These basic principles in the field of economics are:
- Promotion of fellow feeling and generosity. The affluent should be generous to the poor. The indigent and the ‘have-no’s’ have a right to a share in the wealth of the affluent.
- One should avoid indolence, should follow the occupations of business and trade, cultivation and gardening. That skilled laborer and the craftsman are dear to Allah
- In trade it should be meticulously observed that the weights and measures are accurate.
- It was enjoined to establish a bait-ul-ma’al for the common good. Its heads of account and relevant regulations were prescribed (At-Tauba; Verse 60).
- The affluent should avoid Isra’af (spending more than is necessary).
At the same time, Islam has given guidelines and directions through the principles of fi’qah, and has identified the wajiba’t (obligations), wo ‘harrama’t (prohibitions) and mak’ruha’at (objectionable practices);
Islam strongly supports the idea of mutual help, coordinated and . collective efforts and efficient management for the same of the common good.
Islam has permitted the transfer of property under an individual’s possession, to other person through sale, gift or inheritance. At the same time utilization of the property by an individual to his own benefit has also been accepted in principle. However, a person can impose restrictions on the transfer of property both movable and immovable by declaring it as Waqf’ (in etymological sense Waqf means to stop or to hold or to detain). Thus, one can transfer the profits accruing from such property from the sphere of limited individual’s benefit, to the benefit of a much larger number of people comprising the weaker elections of not only the Muslim Ummah but the entire humanity. The ownership of the property so declared as Waqf vests in Allah.
Although the word Waqf is not used in the Qur’an, the very essence of it is found in several verses of the Qur’an dealing with charity, (Sadaqah). Moreover, the following verses of/the Qur’an among others are relevant.
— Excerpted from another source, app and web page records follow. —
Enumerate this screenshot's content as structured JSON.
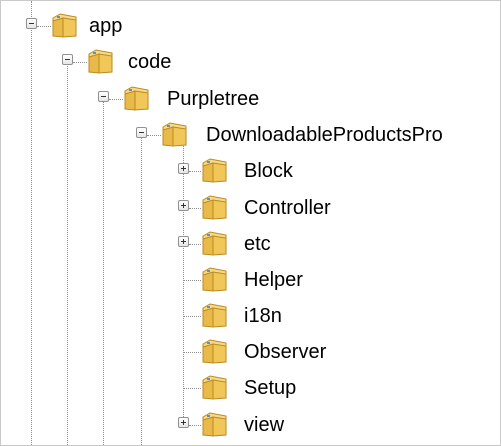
{
  "tree": {
    "app": "app",
    "code": "code",
    "purpletree": "Purpletree",
    "module": "DownloadableProductsPro",
    "children": [
      {
        "label": "Block",
        "expandable": true
      },
      {
        "label": "Controller",
        "expandable": true
      },
      {
        "label": "etc",
        "expandable": true
      },
      {
        "label": "Helper",
        "expandable": false
      },
      {
        "label": "i18n",
        "expandable": false
      },
      {
        "label": "Observer",
        "expandable": false
      },
      {
        "label": "Setup",
        "expandable": false
      },
      {
        "label": "view",
        "expandable": true
      }
    ]
  },
  "colors": {
    "folder_body": "#e9b949",
    "folder_back": "#f6d98a",
    "folder_edge": "#b98a1f",
    "connector": "#8f8f8f"
  },
  "icons": {
    "folder": "folder-icon",
    "expand": "expand-plus-icon",
    "collapse": "collapse-minus-icon"
  }
}
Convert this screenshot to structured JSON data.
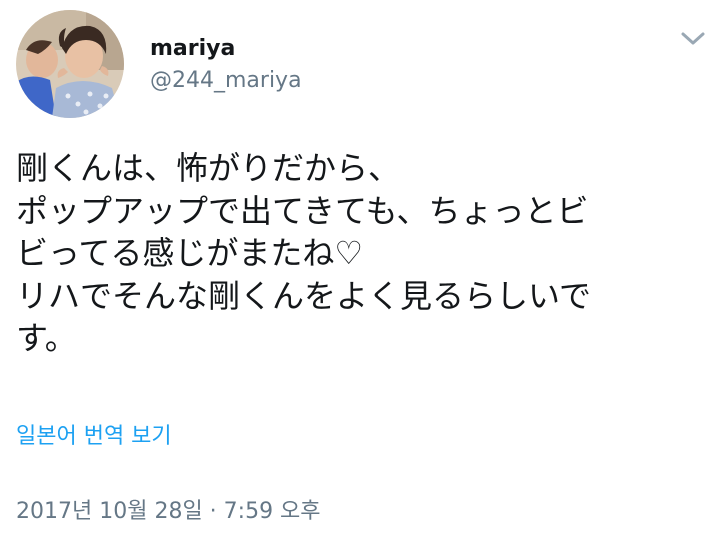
{
  "author": {
    "display_name": "mariya",
    "handle": "@244_mariya",
    "avatar_icon": "profile-photo"
  },
  "menu": {
    "icon": "chevron-down-icon"
  },
  "tweet": {
    "lines": [
      "剛くんは、怖がりだから、",
      "ポップアップで出てきても、ちょっとビ",
      "ビってる感じがまたね♡",
      "リハでそんな剛くんをよく見るらしいで",
      "す。"
    ]
  },
  "translate_label": "일본어 번역 보기",
  "timestamp": "2017년 10월 28일 · 7:59 오후",
  "colors": {
    "link": "#1da1f2",
    "secondary_text": "#657786",
    "primary_text": "#14171a"
  }
}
They ask you what they should give in charity. Tell them: “What you can spare of your wealth as should benefit the parents, the relatives, the orphans, the needy, the wayfarers for Allah is not unaware of the good deeds that you do”. (2:215).
“And In their wealth (of those who fear Allah and follow the straight path) there is a due share for the beggar and the deprived” (51:19).
The origin of the Waqf is traced to the Prophet (PBUH). The Waqf which directly fulfills the objects of Waqf were created by the Prophet (PBUH) himself’ in the form of the Quba mosque and the mosque of the Prophet (Masjid-e-Nabav/ at Madina. The Waqf which fulfills the object.